Your goal - Search the material for the string "false" and copy each line where it occurs.

Material provided -
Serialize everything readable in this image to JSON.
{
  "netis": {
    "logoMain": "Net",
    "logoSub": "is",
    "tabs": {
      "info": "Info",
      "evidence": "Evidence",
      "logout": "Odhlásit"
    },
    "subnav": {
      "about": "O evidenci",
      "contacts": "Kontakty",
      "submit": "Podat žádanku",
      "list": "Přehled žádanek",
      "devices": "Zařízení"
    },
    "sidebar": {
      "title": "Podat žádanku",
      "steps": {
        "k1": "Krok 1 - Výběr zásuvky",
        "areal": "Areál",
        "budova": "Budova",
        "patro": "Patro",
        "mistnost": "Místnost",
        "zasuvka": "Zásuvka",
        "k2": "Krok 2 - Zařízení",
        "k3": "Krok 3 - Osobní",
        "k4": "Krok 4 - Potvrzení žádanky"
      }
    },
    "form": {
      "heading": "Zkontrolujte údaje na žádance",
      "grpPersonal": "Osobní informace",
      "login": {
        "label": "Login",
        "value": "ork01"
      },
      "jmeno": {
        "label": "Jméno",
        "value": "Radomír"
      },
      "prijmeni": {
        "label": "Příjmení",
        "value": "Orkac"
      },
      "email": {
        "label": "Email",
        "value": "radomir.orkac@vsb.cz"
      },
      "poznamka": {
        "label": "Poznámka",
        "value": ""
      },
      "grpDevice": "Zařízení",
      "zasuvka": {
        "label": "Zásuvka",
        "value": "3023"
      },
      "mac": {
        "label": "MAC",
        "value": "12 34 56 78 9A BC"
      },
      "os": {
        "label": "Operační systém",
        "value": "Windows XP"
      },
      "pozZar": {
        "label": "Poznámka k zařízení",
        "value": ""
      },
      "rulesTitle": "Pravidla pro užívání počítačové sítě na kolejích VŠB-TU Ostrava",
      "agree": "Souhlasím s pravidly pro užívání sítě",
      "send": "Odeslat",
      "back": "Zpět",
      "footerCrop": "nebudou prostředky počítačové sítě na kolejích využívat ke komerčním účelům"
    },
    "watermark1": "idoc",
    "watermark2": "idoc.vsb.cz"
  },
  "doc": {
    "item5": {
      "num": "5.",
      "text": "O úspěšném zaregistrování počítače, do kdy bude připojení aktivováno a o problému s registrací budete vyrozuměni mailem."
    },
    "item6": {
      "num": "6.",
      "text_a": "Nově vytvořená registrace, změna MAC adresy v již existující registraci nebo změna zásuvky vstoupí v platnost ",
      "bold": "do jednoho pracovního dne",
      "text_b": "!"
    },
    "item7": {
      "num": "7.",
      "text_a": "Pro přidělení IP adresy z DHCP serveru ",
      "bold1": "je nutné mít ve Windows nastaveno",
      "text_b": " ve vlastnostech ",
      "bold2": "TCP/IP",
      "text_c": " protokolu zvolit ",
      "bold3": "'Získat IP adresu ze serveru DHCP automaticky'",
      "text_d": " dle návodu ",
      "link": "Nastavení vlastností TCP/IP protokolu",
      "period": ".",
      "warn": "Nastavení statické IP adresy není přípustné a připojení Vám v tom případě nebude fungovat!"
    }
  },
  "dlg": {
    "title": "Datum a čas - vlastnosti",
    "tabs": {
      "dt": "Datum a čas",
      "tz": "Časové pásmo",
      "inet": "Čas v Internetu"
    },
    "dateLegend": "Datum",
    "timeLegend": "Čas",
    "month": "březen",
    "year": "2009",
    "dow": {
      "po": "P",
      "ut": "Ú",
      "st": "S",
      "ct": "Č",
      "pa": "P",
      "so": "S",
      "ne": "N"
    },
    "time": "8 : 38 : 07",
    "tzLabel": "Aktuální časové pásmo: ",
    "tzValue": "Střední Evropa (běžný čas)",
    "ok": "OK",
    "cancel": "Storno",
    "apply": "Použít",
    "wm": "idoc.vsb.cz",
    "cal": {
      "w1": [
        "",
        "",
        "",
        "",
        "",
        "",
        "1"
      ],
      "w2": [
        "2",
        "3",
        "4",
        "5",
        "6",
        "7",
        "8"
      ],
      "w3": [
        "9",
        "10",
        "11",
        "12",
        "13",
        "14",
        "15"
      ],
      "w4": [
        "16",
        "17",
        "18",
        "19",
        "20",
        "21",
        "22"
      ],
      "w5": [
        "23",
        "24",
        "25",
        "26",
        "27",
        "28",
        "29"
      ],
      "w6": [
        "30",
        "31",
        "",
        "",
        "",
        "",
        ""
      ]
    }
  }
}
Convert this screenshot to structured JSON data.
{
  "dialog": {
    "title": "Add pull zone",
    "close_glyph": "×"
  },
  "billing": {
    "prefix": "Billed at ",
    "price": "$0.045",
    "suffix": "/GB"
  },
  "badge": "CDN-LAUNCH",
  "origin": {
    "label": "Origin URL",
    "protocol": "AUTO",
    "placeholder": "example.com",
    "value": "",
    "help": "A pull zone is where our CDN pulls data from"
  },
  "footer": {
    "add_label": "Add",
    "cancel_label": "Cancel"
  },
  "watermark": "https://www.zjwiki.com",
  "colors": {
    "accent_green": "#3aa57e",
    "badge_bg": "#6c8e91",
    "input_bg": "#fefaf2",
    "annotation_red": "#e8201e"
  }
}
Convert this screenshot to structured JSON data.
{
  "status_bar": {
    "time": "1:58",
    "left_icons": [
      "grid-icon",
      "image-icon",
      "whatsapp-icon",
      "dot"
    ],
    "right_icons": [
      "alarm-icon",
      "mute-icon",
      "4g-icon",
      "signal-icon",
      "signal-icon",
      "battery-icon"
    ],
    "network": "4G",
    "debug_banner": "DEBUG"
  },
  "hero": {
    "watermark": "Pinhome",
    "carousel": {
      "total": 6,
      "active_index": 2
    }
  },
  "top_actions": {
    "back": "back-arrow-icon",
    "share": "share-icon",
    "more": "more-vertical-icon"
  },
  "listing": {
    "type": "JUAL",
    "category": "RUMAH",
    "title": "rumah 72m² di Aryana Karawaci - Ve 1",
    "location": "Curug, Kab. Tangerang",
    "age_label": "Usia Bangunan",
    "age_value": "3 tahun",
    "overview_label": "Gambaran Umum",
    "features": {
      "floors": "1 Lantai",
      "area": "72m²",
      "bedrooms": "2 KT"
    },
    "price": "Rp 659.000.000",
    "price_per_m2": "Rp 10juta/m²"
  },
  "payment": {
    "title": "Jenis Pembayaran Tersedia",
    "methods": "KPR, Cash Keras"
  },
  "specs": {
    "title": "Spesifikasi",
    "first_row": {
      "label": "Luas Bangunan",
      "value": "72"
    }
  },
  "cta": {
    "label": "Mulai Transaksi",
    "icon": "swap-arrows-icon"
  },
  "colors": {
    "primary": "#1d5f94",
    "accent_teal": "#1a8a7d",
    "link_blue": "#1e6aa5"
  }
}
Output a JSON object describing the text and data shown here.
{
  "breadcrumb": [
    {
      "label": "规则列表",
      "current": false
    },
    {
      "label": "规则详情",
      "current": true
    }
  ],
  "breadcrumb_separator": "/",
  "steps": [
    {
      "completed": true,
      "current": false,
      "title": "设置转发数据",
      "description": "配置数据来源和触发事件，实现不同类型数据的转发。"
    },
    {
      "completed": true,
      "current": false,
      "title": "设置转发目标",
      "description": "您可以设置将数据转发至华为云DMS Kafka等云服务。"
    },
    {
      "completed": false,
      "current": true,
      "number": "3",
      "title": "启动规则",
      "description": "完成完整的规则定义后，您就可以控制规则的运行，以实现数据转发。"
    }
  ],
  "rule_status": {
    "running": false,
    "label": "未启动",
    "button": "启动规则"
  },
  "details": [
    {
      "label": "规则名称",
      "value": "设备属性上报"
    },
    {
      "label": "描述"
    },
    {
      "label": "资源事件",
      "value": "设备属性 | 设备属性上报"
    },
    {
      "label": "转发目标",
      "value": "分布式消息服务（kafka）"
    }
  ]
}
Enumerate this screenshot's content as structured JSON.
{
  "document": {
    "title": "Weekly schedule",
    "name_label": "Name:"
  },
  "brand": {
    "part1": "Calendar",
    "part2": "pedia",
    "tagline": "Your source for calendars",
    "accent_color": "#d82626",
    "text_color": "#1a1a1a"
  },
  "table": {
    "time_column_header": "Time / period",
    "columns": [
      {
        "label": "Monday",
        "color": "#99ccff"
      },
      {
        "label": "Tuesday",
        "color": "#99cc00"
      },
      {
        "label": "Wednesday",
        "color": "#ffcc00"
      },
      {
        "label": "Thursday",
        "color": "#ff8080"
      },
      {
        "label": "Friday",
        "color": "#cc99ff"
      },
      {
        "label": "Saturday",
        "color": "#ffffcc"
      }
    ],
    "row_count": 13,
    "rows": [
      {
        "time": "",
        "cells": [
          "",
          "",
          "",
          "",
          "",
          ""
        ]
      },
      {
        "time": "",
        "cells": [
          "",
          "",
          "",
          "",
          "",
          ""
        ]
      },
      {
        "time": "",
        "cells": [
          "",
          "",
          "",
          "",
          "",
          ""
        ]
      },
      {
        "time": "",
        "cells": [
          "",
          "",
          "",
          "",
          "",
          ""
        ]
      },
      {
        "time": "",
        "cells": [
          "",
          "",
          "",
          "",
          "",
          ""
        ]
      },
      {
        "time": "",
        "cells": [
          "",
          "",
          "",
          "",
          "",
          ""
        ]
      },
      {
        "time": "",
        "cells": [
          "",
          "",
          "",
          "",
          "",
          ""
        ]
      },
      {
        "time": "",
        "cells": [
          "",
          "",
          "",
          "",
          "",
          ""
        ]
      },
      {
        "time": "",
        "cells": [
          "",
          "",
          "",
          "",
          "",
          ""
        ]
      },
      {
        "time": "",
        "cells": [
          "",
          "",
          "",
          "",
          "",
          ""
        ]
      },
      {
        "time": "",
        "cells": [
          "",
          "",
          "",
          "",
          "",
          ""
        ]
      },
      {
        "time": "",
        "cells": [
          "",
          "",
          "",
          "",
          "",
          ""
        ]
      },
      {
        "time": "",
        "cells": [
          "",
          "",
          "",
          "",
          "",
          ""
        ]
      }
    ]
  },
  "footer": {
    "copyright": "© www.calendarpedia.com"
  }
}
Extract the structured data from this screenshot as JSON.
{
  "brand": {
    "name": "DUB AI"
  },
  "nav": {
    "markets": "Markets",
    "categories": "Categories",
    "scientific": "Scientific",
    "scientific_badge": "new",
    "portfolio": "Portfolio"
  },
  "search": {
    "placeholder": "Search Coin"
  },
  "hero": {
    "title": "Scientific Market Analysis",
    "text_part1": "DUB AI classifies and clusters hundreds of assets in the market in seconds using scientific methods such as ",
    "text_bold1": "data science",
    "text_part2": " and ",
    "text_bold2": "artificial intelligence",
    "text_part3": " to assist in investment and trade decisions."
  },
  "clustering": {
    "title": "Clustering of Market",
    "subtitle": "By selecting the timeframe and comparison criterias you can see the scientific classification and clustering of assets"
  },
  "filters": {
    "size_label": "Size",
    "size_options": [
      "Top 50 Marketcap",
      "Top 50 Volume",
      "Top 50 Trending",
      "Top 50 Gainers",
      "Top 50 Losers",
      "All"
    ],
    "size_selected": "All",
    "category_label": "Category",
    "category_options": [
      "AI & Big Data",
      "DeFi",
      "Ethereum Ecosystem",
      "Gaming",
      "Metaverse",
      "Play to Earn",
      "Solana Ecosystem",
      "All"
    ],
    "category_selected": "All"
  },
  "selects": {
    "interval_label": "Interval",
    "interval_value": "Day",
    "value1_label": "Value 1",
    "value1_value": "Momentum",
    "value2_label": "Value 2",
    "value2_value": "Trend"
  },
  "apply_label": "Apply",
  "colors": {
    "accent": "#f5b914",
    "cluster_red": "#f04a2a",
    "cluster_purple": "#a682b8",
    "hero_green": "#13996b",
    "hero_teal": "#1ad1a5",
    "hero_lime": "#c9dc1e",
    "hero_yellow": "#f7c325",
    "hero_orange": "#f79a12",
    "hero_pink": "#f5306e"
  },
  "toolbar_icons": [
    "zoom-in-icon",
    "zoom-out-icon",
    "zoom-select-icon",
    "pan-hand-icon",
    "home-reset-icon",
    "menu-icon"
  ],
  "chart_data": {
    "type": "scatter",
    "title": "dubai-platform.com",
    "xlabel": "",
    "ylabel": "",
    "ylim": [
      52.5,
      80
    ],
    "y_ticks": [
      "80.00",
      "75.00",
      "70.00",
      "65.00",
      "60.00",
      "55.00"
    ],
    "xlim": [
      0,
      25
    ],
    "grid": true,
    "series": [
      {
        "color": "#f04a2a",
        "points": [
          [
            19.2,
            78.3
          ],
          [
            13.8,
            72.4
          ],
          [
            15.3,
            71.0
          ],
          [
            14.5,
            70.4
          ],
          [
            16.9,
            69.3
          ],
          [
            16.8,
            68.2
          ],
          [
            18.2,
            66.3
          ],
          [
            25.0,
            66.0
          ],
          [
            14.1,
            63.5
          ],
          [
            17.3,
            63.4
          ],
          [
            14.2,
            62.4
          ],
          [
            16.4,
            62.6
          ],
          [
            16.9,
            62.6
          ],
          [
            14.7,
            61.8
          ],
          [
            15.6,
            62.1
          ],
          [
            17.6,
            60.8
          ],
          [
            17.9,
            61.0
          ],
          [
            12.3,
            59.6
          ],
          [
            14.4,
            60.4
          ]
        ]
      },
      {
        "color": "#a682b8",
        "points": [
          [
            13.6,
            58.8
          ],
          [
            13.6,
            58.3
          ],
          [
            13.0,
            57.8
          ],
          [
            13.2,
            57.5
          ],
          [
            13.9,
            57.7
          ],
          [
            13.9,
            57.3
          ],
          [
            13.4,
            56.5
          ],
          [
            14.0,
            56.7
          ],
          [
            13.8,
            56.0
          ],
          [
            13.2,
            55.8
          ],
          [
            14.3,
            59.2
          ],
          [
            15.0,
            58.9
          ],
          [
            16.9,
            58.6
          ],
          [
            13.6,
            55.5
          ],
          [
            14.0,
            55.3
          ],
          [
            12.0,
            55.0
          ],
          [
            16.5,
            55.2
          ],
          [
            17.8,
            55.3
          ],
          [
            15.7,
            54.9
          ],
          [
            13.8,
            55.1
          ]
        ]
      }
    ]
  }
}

Response to the exercise -
      "current": false
      "current": false,
      "current": false,
      "completed": false,
    "running": false,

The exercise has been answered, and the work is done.